POSTED: 1246 GMT (2046 HKT), September 15, 2006
SINGAPORE (Reuters) -- World Bank President Paul Wolfowitz said on Friday that Singapore had damaged its own reputation by imposing "authoritarian" restrictions on the entry of activists for the World Bank/IMF meetings.
Wolfowitz said the World Bank and the International Monetary Fund did not plan to postpone their annual gathering, but he had unusually sharp words for the Southeast Asian host country.
"Enormous damage has been done and a lot of that damage is done to Singapore and self-inflicted. This could have been an opportunity for them to showcase to the world their development process," Wolfowitz said at a meeting with activists.
"I would argue whether it has to be as authoritarian as it has been and I would certainly argue that at the stage of success they have reached, they would do much better for themselves with a more visionary approach to the process."
He said the bar on entry for some activists was "a violation of the understanding that we had drawn up" with Singapore.
Singapore objected to at least 27 activists who were accredited to the meetings on the grounds they posed a threat to security and public order, putting them on a blacklist of people to be assessed by immigration and possibly refused entry.
Some would-be participants in the have already been deported or refused entry.
Asked by a civil society activist whether the IMF and World Bank would consider postponing the meeting and hold it somewhere "where it can be held with proper conditions," Wolfowitz said: "I honestly don't think that is feasible or I would consider it."
Responding to appeals, Singapore said it would allow 22 of the blacklisted activists to enter, but the remaining five would be "subject to interview and may not be allowed in."
Garry Rodan, of Murdoch University, Australia, said the World Bank and IMF had been naive about Singapore.
"Singapore has always made a virtue out of the fact it is different, and sticks to its guns, no matter how controversial, examples being the caning and execution of foreign nationals."

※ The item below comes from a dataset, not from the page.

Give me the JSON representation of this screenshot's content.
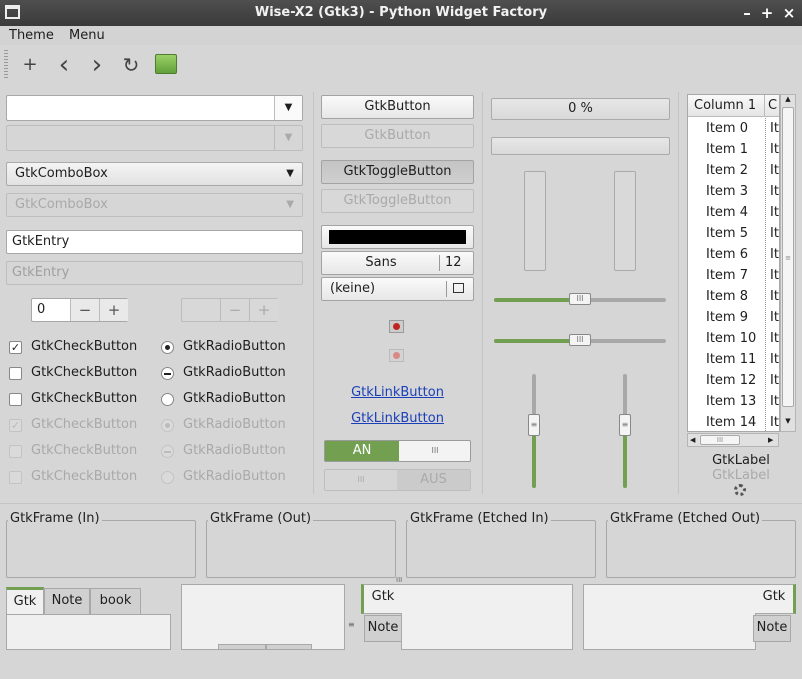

While Wolfowitz and Rato were speaking, about two dozen activists staged a protest in the 8 x 8 meter (8.7 x 8.7 yard) area the authorities had set aside for protest in the cavernous Suntec City hall where the meetings take place.

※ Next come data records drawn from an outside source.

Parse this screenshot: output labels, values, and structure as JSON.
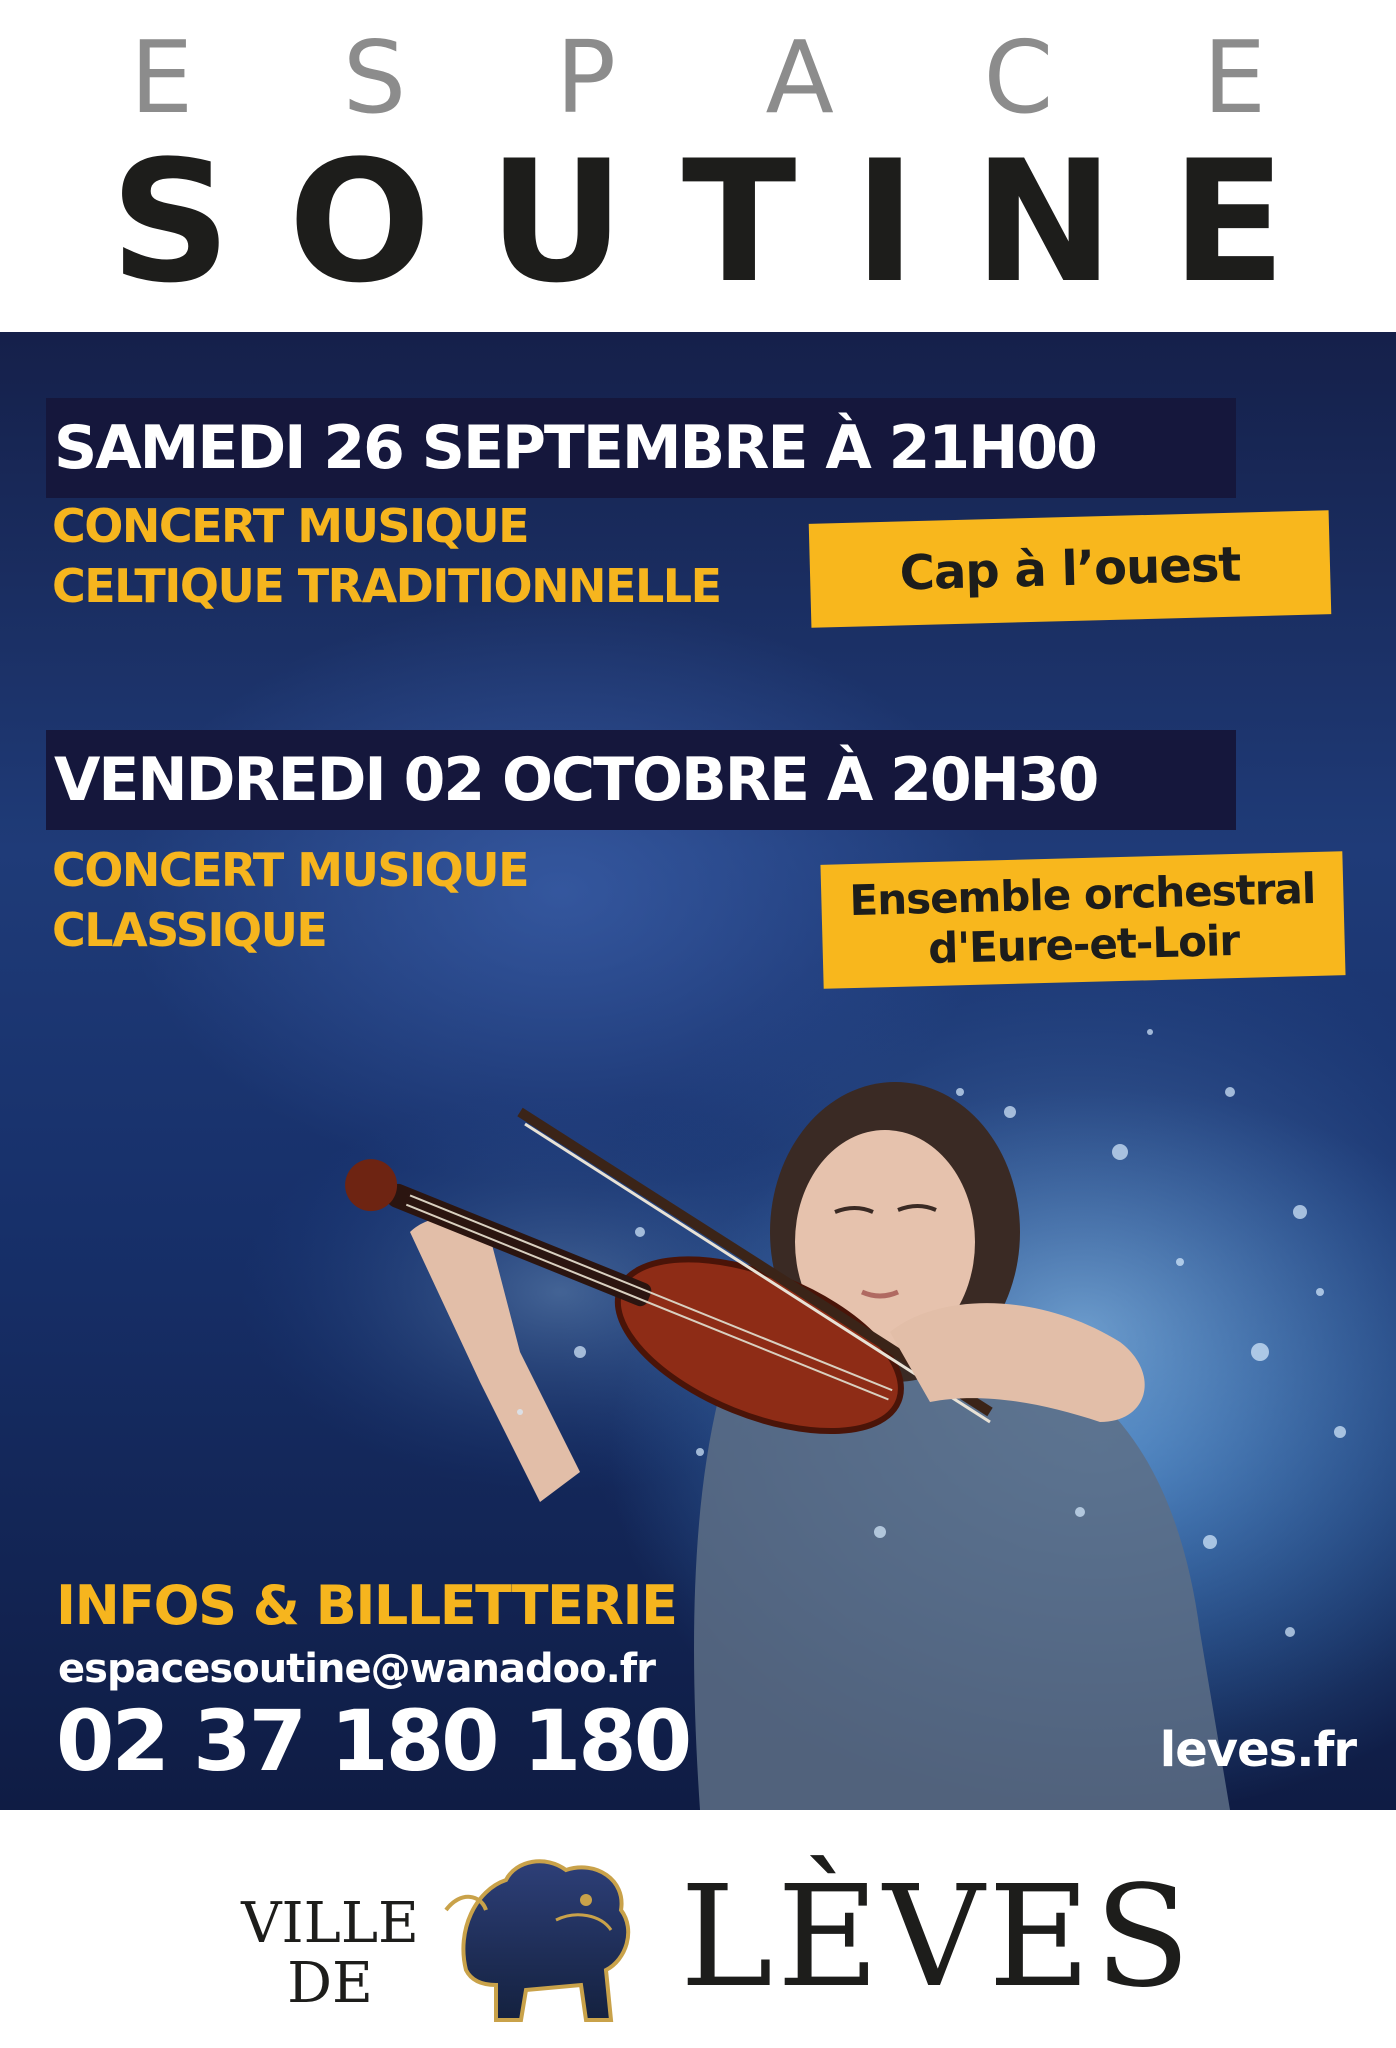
{
  "header": {
    "espace_letters": [
      "E",
      "S",
      "P",
      "A",
      "C",
      "E"
    ],
    "soutine_letters": [
      "S",
      "O",
      "U",
      "T",
      "I",
      "N",
      "E"
    ]
  },
  "events": [
    {
      "date": "SAMEDI 26 SEPTEMBRE À 21H00",
      "genre_line1": "CONCERT MUSIQUE",
      "genre_line2": "CELTIQUE TRADITIONNELLE",
      "performer_line1": "Cap à l’ouest",
      "performer_line2": ""
    },
    {
      "date": "VENDREDI 02 OCTOBRE À 20H30",
      "genre_line1": "CONCERT MUSIQUE",
      "genre_line2": "CLASSIQUE",
      "performer_line1": "Ensemble orchestral",
      "performer_line2": "d'Eure-et-Loir"
    }
  ],
  "info": {
    "title": "INFOS & BILLETTERIE",
    "email": "espacesoutine@wanadoo.fr",
    "phone": "02 37 180 180",
    "website": "leves.fr"
  },
  "footer": {
    "ville": "VILLE",
    "de": "DE",
    "town": "LÈVES"
  },
  "colors": {
    "accent_yellow": "#f8b71d",
    "navy": "#15173c",
    "title_grey": "#8c8c8c",
    "title_black": "#1d1d1b"
  }
}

Activist lined up wearing gags inscribed "NO VOICE," after duly registering with the authorities one by one.
"These limits are ridiculous. Singapore is a developed country; it needs a developed perspective on citizens speaking up," said Haidy Ear-Dupuy of the NGO Forum on Cambodia.
On Batam, an Indonesian island a 40-minute ferry ride south of Singapore, a few hundred activists held a protest meeting because of the curbs on protest in Singapore.
Analysts said the meeting is turning out to be a public relations disaster for Singapore, which has spent about S$135 million ($85 million) on the event, hoping to showcase its financial industry and tourism appeal.
Instead, the world press has focused on Singapore's restrictions on free speech and right of assembly.
"It is a PR disaster. It represents a certain blindness on the part of the Singapore government towards matters of public opinion, which can be traced to the fact that they are so used to ignoring it," said Singapore political commentator Alex Au.
Rodan said Singapore would have expected lots of feel good stories about the financial sector and investment opportunities.
"But it appears to have backfired," he said.
On Tuesday, Senior Minister Goh Chok Tong explained the decision to ban outdoor protests on Bloomberg Television, saying the Government would be practising double standards if it relaxed restrictions.
'We have very strict rules for our own locals and we can't have two standards, because otherwise we'll be in deep political trouble with our citizens.'
-- Straits Times, 10 Sept 2006, Singapore takes flak for ban on protests